### Problem to work on
Filtering the records below, copy only those lines that include the word "JSON".
-- -- --
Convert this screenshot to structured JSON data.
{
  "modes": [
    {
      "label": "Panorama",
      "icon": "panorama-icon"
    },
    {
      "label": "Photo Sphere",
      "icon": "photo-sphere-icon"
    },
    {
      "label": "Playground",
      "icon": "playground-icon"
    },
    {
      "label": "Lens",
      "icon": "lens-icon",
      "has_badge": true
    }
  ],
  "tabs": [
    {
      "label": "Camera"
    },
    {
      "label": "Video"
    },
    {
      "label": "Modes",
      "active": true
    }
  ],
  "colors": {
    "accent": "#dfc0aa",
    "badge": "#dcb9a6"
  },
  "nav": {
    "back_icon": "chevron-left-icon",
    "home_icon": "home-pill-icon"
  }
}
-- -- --
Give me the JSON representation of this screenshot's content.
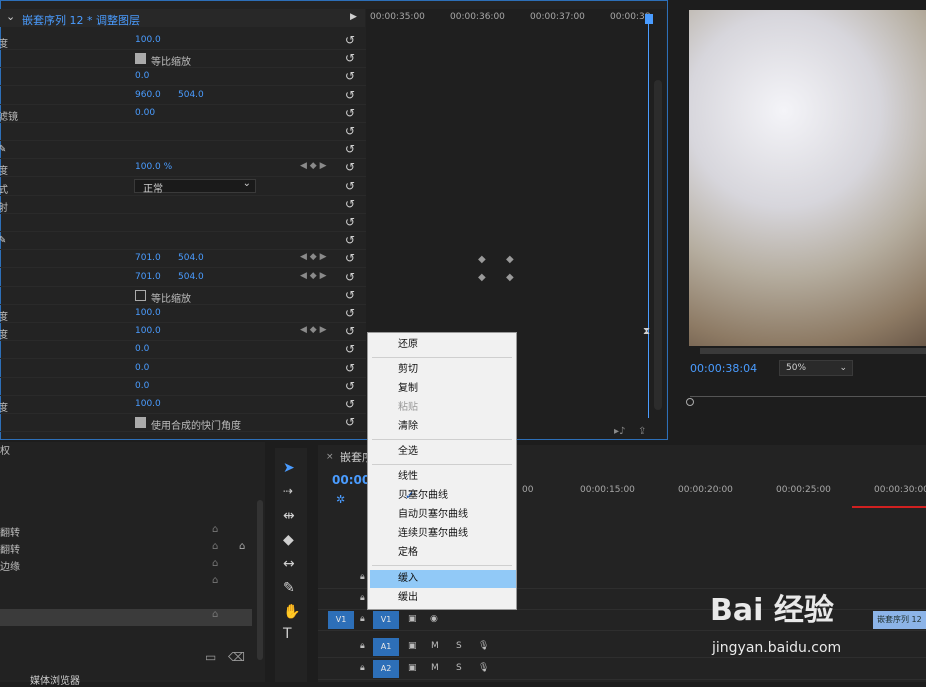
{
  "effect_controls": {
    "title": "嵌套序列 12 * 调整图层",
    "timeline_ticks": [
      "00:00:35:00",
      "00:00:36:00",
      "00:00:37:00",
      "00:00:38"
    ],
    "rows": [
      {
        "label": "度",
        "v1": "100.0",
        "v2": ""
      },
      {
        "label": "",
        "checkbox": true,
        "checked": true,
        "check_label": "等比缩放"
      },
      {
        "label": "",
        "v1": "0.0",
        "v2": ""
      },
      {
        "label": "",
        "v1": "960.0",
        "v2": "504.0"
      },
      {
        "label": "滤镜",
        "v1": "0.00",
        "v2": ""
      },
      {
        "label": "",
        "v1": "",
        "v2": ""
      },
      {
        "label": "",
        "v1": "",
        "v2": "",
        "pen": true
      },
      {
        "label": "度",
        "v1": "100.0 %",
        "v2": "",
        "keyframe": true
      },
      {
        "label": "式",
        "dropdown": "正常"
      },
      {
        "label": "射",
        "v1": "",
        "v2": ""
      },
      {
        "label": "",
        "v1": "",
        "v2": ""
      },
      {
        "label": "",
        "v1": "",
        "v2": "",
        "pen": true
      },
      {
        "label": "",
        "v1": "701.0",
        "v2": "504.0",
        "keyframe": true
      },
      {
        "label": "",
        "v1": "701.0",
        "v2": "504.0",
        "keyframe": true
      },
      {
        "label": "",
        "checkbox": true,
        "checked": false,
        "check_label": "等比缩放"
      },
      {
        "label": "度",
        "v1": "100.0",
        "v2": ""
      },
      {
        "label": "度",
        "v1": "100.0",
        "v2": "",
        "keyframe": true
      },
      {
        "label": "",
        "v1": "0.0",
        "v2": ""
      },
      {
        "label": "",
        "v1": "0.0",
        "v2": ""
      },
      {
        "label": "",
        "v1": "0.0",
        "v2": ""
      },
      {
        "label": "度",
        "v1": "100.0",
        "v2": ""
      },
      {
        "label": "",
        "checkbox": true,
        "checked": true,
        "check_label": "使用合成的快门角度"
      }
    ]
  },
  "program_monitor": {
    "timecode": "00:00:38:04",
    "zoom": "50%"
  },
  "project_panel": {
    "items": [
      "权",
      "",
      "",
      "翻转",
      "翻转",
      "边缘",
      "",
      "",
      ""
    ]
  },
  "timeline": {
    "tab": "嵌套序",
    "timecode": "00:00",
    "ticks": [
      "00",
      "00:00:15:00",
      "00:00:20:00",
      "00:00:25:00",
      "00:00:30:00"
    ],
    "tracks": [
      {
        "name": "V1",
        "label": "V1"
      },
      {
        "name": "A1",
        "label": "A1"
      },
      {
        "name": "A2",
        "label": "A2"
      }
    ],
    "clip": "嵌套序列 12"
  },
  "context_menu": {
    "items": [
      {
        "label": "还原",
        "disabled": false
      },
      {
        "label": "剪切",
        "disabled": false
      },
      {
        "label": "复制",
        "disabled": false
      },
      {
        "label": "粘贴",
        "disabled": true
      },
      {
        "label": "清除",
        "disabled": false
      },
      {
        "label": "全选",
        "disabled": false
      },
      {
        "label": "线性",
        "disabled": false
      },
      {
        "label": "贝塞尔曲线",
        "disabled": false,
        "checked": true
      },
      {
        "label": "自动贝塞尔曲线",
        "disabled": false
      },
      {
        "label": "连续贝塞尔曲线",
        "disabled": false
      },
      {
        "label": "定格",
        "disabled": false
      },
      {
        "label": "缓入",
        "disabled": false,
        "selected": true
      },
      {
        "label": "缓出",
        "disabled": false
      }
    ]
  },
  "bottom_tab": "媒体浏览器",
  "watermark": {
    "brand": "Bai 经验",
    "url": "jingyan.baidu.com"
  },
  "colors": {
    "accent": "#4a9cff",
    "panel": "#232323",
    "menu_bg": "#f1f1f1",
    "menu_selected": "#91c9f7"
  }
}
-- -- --
### Written reply
Convert this screenshot to structured JSON data.
Give me the JSON representation of this screenshot's content.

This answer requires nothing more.